Summary: PreS-Gr. 3. The creators of Tomas and the Library Lady (1997) offer another glowing picture book set in the American Southwest, but this time, the story is a magical tall tale. In a cozy village, Dona Flor grows from an unusual child, who can speak the language of plants and animals, into a giant, whose heart is as large as her enormous hands and feet. After ferocious animal cries terrorize the villagers, Flor sets out to find their source. The culprit--a tiny, mischievous puma, who ingeniously amplifies his kittenish growl into a beastly roar--is an amusing surprise, and Flor soothes the cat in its own language, returning peace to her village. Mora strengthens her economical, poetic text with vivid, fanciful touches: the villagers use Flor's colossal homemade tortillas as roofs, for example. Colon's signature scratchboard art extends the whimsy and gentle humor in lovely scenes of the serene heroine sweet-talking the animals or plucking a star from the sky. A winning read-aloud, particularly for children who can recognize the intermittent Spanish phrases. Gillian Engberg Copyright © American Library Association. All rights reserved
Themes: Peace, Fear, Leadership, Compassion
Classroom Implications: An American Southwest myth is an excellent addition to a study on myths and folktales in a classroom. This picture book includes Spanish phrases, which always benefit native and emerging Spanish speakers.
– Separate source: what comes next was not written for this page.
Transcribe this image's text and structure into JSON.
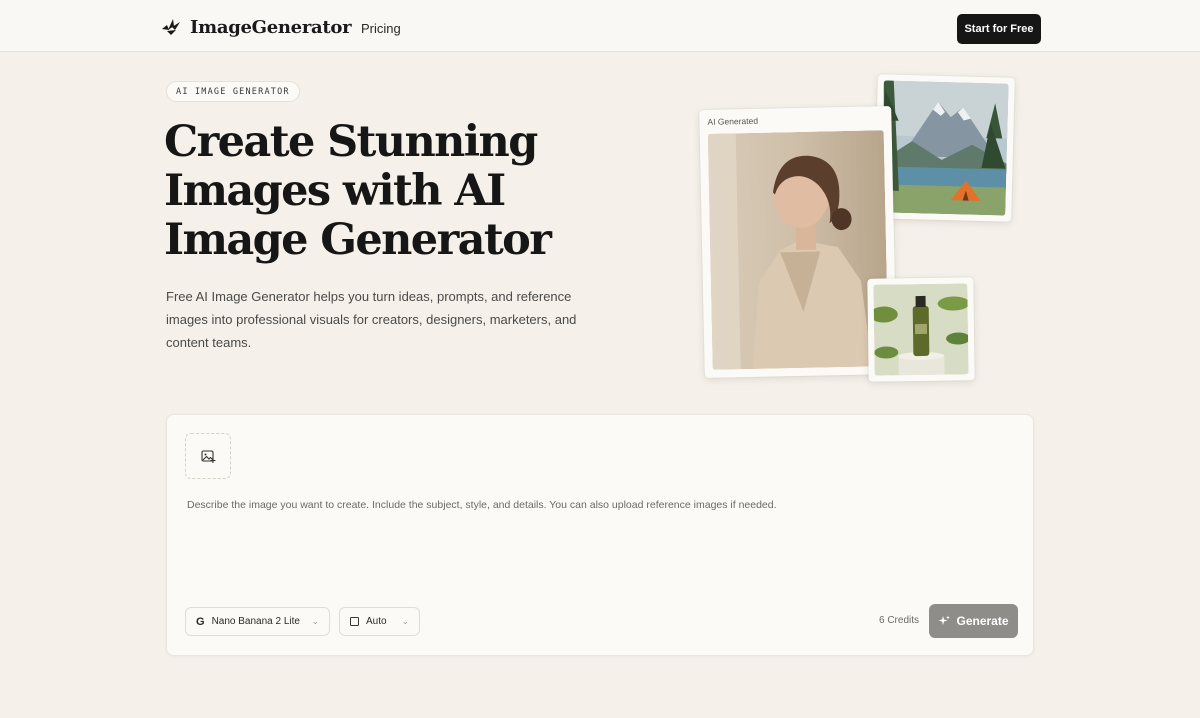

The author uses descriptive, poetic language that is sure to bring students into the story.